Public Health Graduate Studies Marginalized Communities Like Her Own
Diamond Cunningham's background inspired her research into the ways in which bias and systemic racism affect mental and physical health
Diamond Cunningham knows her research subjects in a way few scientists ever will.
Unlike most of her fellow students researching marginalized populations at Rutgers School of Public Health, Cunningham, who completed her master’s degree, spent her life among the marginalized.
The daughter of Jamaican immigrants, she’s a young Black woman who grew up in what she calls “an extremely low-income” family. In fact, it was precisely her background that spurred her to pursue research into the ways in which bias and systemic racism affect mental and physical health.
As an undergraduate public health major at the University of South Florida, she realized that “the people we were talking about in class were the people I grew up with.”
Given her socioeconomic and ethnic background and her embrace of higher education, she understood she’d be in a special position: “I was a member of many of these populations and I could be in a place of privilege where I got to critique, evaluate, and help plan and implement programs to better the health outcomes of these groups that have absolutely no voice.”
Her advisor, Devin English, an assistant professor at Rutgers School of Public Health, calls her “one of the most empathic students with whom I’ve had the pleasure of working.” He also describes her as “one of the brightest and most driven.”
In spite of that drive, though, she often felt like an alien in academia. “In most of my classes,” she says, “there were few others who looked like me, and when there were, we usually had very different socioeconomic backgrounds.” She sometimes battled imposter syndrome: the feeling that, beneath the trappings of academic success, she was essentially undeserving.
Nevertheless, she persevered, impelled by a powerful desire to make a difference and a passion for learning. As a child, she says, “I always thought school was my only way out, so I’d better start loving it somehow.”
By the time she reached high school, it was clear that had already happened. This spring, thanks to her love of learning, she’ll receive her master’s degree in public health, with two manuscripts under review at peer-reviewed journals and a Meritorious Abstract Award from the 2021 Society of Behavioral Medicine Conference.
It’s been a productive two years. As a research assistant working with English, Cunningham has been deeply involved in his ongoing NIH-funded project examining the impact of discrimination on the biological and psychological health of young Black LGBTQ men, and she’s worked on the development of a mobile app designed to combat bias-based health inequities among that population.
Her work with English, she says, was what inspired her to focus her studies on social epidemiology, the science of how social institutions and relationships shape the health of entire populations.
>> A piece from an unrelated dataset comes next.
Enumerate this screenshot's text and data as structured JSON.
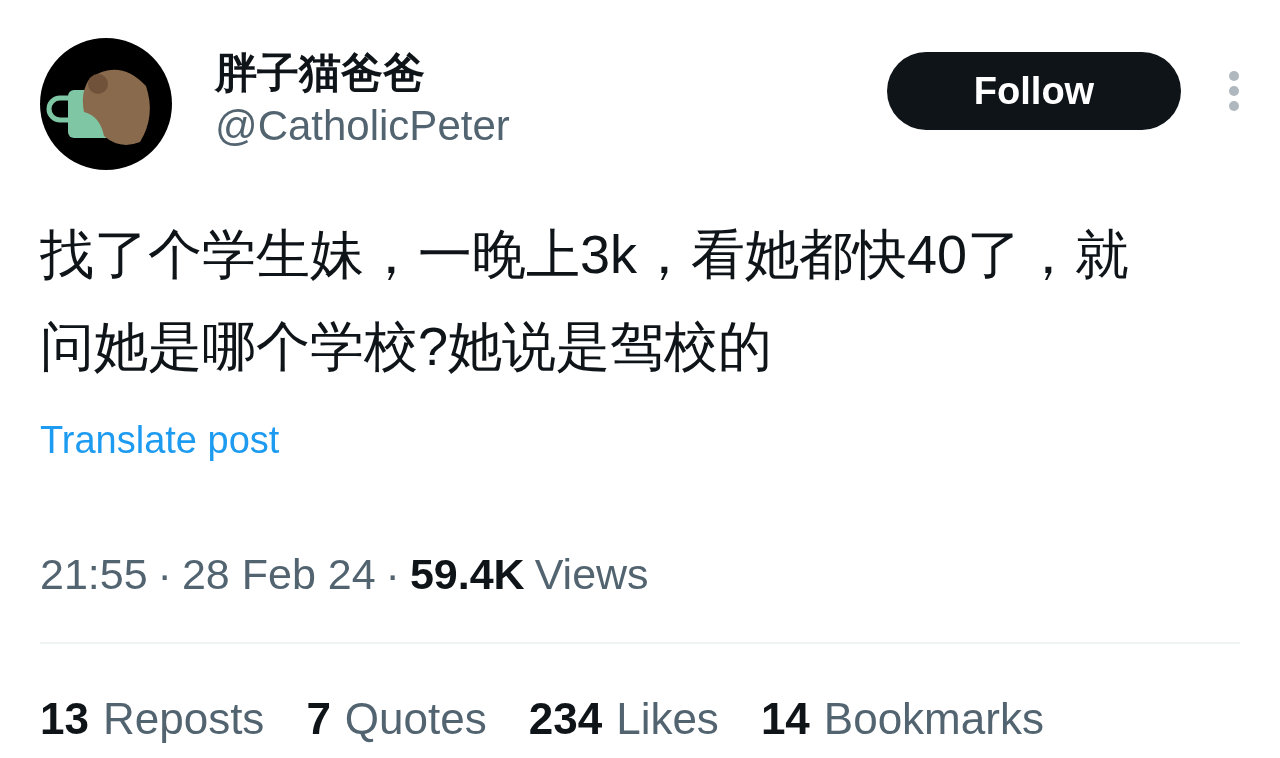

The papers she’s coauthored reflect her fascination with the subject. With Pamela Valera, she wrote about the underuse of PrEP—pre-exposure prophylaxis, a medication designed to prevent HIV infection—by incarcerated men. She knew well the stigma associated with PrEP among the incarcerated, but she wanted to help determine the basis of that stigma in order to create an intervention that could lead to greater acceptance of the medication. The paper is now under review at the journal AIDS Care – Psychology, Health & Medicine – Vulnerable Children and Youth Studies.
With English, she coauthored a manuscript, submitted to the Journal of Adolescent Research, about young Black sexual-minority men and their experiences with suicidal behavior and thoughts. That, she says, “was a really significant manuscript to be involved in, and I’m really thankful for the opportunity.”
Her award-winning abstract, on which she was lead author, with Jonathan Rendina and Ali Telan as coauthors, analyzed how childhood sexual abuse and religious affiliation work in tandem to create a sense of shame among sexual-minority men. She never expected to win an award for the paper, which she’s editing, and had worried wouldn’t be accepted. She submitted it, she says, because it was a subject that demanded greater recognition.
In the fall, Cunningham will continue her research in a doctoral program at the Tulane University School of Health and Tropical Medicine. Her career goals include both researching and teaching, the latter deeply influenced by her experience at Rutgers.
“Every faculty member I’ve come in contact with has done at least 10 things to help me advance,” she says, including recommending outside training, sharing information and, most importantly, mentorship.
“If a professor had never told me, ‘Hey, your writing’s really good,’ I would never have submitted anything,” she says. “If a professor hadn’t told me about funding for Ph.D. programs, I would never have applied.” Given how much confidence and inspiration she’s gleaned from her mentors, she says it is her ultimate goal to be a similar resource for other nontraditional students like her.
She will likely have a significant impact on both her students and the populations she studies, says English. “I have no doubt that Diamond will be a leader in equitable public health research and practice for years to come,” he says.